» Instructions to follow: In the listing, some lines may hold the string "title"; report how many do, as a bare number.

» Data shown:
== Segment start ==

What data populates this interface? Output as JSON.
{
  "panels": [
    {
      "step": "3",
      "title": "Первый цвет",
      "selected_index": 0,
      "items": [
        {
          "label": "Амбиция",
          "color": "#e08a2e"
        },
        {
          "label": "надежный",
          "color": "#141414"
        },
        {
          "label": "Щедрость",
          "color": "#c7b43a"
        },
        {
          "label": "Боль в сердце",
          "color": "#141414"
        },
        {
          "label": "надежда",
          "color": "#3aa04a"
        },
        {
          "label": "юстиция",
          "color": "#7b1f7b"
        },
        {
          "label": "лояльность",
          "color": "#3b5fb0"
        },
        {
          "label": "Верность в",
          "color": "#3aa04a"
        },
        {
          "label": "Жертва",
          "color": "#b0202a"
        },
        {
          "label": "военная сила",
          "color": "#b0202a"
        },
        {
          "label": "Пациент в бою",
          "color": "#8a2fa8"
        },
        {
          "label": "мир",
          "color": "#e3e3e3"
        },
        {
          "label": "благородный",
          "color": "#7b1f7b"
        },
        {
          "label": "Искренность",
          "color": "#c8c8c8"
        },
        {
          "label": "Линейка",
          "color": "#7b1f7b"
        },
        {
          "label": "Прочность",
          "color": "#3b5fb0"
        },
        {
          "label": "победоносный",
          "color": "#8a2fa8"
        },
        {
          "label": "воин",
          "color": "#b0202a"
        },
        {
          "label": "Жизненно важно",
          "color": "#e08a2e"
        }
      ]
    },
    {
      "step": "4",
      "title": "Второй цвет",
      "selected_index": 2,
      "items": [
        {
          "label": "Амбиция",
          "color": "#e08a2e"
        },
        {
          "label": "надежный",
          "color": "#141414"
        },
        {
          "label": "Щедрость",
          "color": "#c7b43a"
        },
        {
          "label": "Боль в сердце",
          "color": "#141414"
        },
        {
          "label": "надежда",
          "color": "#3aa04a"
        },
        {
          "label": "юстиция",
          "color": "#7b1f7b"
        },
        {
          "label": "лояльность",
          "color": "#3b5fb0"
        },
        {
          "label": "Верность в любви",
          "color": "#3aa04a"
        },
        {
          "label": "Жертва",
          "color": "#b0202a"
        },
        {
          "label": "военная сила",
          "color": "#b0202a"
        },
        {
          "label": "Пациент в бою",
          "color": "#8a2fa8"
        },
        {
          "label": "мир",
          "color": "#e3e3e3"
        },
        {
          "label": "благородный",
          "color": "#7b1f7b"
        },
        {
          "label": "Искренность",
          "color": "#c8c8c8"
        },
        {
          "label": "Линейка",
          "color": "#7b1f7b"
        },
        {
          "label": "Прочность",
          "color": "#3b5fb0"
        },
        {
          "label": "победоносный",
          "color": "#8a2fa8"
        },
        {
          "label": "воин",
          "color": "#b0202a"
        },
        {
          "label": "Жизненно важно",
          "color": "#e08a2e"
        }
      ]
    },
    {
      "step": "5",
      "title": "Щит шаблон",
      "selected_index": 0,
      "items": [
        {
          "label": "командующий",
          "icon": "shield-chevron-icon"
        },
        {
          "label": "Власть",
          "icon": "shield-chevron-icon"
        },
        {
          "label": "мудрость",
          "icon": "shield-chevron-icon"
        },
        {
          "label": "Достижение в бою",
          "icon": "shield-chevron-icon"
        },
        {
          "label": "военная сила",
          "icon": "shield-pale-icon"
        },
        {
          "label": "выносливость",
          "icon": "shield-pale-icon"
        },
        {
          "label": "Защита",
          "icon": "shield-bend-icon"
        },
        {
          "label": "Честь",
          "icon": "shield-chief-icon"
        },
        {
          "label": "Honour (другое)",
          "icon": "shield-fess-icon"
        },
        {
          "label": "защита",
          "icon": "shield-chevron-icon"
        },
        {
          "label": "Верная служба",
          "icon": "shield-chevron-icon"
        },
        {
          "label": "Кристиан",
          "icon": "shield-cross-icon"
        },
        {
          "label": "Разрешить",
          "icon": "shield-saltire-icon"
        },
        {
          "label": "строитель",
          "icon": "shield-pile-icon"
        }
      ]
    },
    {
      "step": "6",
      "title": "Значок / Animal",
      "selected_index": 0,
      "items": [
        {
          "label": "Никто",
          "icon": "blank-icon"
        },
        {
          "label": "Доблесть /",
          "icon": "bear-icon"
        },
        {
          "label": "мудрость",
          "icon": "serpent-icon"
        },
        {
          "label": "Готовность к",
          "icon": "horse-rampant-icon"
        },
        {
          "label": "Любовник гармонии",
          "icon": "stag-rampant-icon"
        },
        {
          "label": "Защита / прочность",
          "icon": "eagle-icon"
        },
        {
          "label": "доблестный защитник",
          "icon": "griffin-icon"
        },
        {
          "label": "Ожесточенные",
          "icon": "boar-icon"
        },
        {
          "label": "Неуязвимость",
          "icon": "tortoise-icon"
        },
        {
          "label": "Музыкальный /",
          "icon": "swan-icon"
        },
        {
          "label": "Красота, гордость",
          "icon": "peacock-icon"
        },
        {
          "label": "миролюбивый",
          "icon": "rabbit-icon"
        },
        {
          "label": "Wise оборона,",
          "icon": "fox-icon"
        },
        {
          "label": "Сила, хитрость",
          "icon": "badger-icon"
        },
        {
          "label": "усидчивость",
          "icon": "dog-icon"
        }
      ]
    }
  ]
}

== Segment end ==

» Problem solution: 4